Requiring a mother to submit an affidavit about her husband to secure citizenship for her child is humiliating
The House of Representatives (HoR) on Friday passed the much-awaited citizenship bill, enabling thousands of children born of parents who are Nepali citizens to obtain citizenship of this country, but women say discrimination against them persist.
The bill had been under discussion in the Lower House of Parliament for the past two years, but could not be endorsed due to differences among the parties over some provisions of the bill, including the waiting period to obtain naturalised citizenship for foreign women married to Nepali men. The Citizenship Bill (1st Amendment-2079) will now become law after the National Assembly, the Upper House of the Parliament, also endorses it. The newly passed bill has also enabled Non-resident Nepalis to obtain NRN citizenship. They will enjoy economic, social and cultural rights but will not be able to vote, contest an election or get appointed to public posts.
Estimates vary as to the number of individuals who will now be eligible for Nepali citizenship. Before the promulgation of the constitution in September 2015, any child born in Nepal was eligible for any one of the three kinds of citizenship – by birth, by descent and naturalised citizenship – if the individual had not taken other citizenship. But, the new constitution did away with this provision, which meant children of those who obtained citizenship by birth were unable to get citizenship. According to the Home Ministry, 190,726 individuals had acquired Nepali citizenship certificates by birth before September 2015. So an estimated 600,000- 700,000 children from these citizens by birth should be eligible for citizenship by descent as per the new constitutional provision. Similarly, another 680,533 children born to Nepali mothers domiciled in Nepal whose fathers cannot be traced are also eligible for citizenship by descent. So many individuals would not have remained stateless within a state for so long if the parliament had taken the initiative to amend all laws that contradict the new constitution within three years of its promulgation as stipulated. Living without citizenship papers can be most agonising as one cannot get a job or carry out personal business, such as opening a bank account or purchasing land in Nepal.

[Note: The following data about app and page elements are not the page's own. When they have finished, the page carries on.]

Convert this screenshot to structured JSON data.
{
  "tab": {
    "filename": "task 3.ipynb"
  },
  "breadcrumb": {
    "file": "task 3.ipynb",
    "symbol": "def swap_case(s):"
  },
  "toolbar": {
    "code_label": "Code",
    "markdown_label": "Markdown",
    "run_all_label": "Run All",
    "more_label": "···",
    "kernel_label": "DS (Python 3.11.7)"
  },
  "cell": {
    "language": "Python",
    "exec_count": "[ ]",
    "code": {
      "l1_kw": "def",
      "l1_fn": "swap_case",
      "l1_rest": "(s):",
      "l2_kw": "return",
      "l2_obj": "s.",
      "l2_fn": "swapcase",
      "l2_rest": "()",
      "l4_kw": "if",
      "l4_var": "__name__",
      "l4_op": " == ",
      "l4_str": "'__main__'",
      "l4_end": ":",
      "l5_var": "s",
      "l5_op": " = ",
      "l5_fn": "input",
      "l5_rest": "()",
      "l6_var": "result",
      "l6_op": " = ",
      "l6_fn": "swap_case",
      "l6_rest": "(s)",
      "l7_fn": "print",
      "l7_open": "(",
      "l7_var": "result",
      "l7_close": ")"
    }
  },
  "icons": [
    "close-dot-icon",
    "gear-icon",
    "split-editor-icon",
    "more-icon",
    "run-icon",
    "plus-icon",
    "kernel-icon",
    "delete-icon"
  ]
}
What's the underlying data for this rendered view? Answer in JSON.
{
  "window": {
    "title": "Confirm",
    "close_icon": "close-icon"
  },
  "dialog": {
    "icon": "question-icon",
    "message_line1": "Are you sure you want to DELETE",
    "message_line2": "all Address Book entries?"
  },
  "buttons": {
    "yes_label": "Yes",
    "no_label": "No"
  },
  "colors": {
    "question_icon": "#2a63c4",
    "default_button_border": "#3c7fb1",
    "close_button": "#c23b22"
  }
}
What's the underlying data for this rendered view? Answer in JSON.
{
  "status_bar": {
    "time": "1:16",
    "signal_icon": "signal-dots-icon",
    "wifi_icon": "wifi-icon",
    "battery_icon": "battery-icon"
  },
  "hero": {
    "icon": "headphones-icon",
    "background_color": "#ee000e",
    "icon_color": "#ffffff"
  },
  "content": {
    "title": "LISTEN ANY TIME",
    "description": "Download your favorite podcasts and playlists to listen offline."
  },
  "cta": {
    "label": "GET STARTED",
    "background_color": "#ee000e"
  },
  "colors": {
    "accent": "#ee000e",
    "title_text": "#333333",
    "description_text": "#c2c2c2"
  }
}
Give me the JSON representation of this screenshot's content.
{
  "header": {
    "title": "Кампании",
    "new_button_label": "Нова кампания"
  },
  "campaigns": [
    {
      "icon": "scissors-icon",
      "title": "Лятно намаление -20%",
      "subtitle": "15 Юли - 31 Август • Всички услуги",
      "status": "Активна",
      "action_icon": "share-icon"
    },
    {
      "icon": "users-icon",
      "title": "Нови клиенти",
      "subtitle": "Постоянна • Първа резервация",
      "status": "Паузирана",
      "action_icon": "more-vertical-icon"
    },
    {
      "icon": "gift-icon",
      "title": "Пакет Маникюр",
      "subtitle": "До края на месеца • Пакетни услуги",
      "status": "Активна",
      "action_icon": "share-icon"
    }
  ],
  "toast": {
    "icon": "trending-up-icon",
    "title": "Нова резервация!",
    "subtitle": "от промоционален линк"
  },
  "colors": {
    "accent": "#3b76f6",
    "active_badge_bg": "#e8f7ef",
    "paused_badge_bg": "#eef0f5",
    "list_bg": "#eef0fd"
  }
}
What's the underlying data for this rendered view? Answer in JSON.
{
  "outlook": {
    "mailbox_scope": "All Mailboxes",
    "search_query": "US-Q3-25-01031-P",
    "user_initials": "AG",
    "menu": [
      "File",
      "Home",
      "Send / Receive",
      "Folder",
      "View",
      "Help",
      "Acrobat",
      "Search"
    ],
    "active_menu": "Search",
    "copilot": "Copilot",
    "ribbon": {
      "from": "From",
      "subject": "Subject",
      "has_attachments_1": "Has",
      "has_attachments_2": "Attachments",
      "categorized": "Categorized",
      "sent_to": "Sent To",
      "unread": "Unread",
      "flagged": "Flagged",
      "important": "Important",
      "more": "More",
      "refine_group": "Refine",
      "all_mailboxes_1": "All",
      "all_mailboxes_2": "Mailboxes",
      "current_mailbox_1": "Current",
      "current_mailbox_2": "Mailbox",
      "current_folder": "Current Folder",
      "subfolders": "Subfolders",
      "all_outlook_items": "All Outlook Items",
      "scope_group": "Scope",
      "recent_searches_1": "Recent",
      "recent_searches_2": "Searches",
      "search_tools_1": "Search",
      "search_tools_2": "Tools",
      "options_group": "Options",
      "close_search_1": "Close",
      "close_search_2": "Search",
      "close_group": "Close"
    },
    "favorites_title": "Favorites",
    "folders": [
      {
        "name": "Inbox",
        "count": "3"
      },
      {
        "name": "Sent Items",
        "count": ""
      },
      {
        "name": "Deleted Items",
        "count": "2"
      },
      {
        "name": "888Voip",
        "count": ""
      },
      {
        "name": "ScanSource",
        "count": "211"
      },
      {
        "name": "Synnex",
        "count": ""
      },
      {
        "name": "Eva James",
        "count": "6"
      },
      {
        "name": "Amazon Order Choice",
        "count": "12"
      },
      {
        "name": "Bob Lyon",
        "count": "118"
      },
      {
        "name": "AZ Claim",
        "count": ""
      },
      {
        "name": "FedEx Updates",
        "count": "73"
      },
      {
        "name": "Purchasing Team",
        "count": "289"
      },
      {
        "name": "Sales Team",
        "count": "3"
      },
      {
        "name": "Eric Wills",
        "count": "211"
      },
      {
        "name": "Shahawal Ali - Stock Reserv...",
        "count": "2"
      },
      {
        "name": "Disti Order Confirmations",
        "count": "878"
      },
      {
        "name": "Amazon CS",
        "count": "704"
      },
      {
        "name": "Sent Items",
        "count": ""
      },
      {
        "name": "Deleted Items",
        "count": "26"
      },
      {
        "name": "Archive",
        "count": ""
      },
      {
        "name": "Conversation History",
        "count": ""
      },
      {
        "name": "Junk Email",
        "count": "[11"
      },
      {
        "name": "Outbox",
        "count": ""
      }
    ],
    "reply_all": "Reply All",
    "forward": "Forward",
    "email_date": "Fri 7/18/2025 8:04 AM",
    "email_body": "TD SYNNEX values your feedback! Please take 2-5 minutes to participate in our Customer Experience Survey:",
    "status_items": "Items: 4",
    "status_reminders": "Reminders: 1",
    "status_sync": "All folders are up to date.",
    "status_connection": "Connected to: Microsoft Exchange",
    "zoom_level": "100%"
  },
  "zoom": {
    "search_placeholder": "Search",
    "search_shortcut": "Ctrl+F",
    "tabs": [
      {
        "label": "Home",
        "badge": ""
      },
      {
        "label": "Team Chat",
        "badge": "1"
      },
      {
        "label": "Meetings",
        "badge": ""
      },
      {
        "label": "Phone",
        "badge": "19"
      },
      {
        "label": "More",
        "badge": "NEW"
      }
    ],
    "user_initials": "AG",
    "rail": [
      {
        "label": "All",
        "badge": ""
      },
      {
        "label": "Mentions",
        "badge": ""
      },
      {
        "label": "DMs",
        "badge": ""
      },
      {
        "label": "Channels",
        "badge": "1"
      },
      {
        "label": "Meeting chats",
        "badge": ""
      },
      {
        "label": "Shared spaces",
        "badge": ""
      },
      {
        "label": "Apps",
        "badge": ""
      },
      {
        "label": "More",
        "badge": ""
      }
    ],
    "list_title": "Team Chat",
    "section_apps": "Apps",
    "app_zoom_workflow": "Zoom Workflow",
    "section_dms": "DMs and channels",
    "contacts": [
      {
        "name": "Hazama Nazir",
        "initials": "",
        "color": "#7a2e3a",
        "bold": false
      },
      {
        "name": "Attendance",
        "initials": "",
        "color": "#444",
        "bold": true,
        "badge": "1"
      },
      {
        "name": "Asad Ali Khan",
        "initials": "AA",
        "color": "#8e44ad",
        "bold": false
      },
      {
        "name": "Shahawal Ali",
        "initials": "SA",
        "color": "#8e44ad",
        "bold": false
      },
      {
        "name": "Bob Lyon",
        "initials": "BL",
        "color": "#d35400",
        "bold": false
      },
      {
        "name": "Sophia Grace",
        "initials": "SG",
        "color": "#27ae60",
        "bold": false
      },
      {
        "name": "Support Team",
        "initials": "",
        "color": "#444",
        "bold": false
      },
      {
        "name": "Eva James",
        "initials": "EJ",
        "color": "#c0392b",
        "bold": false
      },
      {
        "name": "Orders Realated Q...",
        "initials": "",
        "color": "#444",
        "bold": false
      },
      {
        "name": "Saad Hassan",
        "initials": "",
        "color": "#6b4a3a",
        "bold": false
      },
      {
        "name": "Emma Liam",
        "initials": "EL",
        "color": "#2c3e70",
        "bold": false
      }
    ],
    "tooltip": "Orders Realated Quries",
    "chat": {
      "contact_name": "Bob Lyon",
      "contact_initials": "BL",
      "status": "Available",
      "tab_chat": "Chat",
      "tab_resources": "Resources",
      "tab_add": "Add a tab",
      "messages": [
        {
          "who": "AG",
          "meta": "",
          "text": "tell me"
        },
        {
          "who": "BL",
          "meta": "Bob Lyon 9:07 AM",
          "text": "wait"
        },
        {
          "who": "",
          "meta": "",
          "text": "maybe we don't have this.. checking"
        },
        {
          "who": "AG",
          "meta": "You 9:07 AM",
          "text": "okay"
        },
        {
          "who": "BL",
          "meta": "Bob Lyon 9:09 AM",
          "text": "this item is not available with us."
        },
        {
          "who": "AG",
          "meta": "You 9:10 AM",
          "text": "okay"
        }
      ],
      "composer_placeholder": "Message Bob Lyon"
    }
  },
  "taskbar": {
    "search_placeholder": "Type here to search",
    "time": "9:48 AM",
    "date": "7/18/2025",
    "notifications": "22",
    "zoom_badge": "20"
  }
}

While the newly passed bill is expected to resolve the decades-old citizenship issue, debate over the discriminatory provisions from a gender perspective will not die down anytime soon. While the amended bill has scrapped the seven-year waiting period and provided instant naturalised citizenship to a foreign woman married to a Nepali man, women are crying foul because citizenship isn't granted to a foreigner married to a Nepali woman. The provision requiring a Nepali mother whose husband cannot be traced to submit an affidavit to secure citizenship for her child can also be very humiliating. For example, there are many cases of women returning from the Gulf countries pregnant or with a child after being sexually abused there. Nonetheless, the bill passed through a fast track should be welcomed, and once it becomes law, the government has the onus to remove the administrative hurdles that could prevent Nepalis from obtaining their rightful citizenship papers.
The Nepal Rastra Bank (NRB) has stated in its monetary policy that all the financial institutions must invest 15 per cent of their investable amount in the agriculture sector. The monetary policy unveiled on Friday has stated that the banks and financial institutions (BFIs) have disbursed only 12.8 per cent in the agriculture sector. This means import of agricultural goods will continue to grow in the years to come. Consumers will face an acute shortage of food items when the supply chain is disrupted in the international market due to war or COVID-19 like pandemic, both of which were seen in recent times.
As per the NRB data, BFIs had invested Rs 490 billion in the agriculture sector by the end of the last fiscal year 2021-22. The number of farmers taking concessional agricultural loans during that period is 60,618. Why such a small number of farmers took the concessional agricultural loans should be a matter of serious concern. The process of disbursing the concessional loans in this sector must be simplified so that many more farmers could receive loans without having to go through bureaucratic hassles. Investing more in the agriculture sector means more agriculture production, making the country self-reliant in this sector.
A version of this article appears in the print on July 25, 2022, of The Himalayan Times.